Items from a data source
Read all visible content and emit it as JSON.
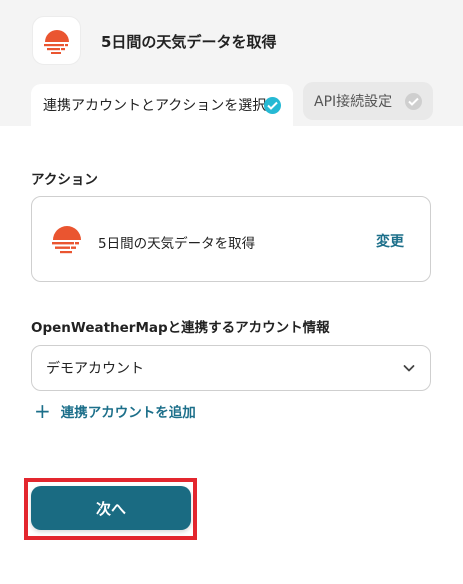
{
  "header": {
    "title": "5日間の天気データを取得",
    "app_icon": "openweather-logo-icon"
  },
  "tabs": [
    {
      "label": "連携アカウントとアクションを選択",
      "state": "active",
      "status_icon": "check-circle-icon"
    },
    {
      "label": "API接続設定",
      "state": "inactive",
      "status_icon": "check-circle-icon"
    }
  ],
  "action_section": {
    "label": "アクション",
    "action_name": "5日間の天気データを取得",
    "change_label": "変更"
  },
  "account_section": {
    "label": "OpenWeatherMapと連携するアカウント情報",
    "selected_value": "デモアカウント",
    "add_label": "連携アカウントを追加"
  },
  "footer": {
    "next_label": "次へ"
  },
  "colors": {
    "accent": "#1a6b82",
    "link": "#1c6f8a",
    "check_active": "#26b9d4",
    "logo": "#ea5530",
    "highlight": "#e3262e"
  }
}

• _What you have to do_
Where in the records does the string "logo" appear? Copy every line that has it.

• _Exercise result_
    "app_icon": "openweather-logo-icon"
    "logo": "#ea5530",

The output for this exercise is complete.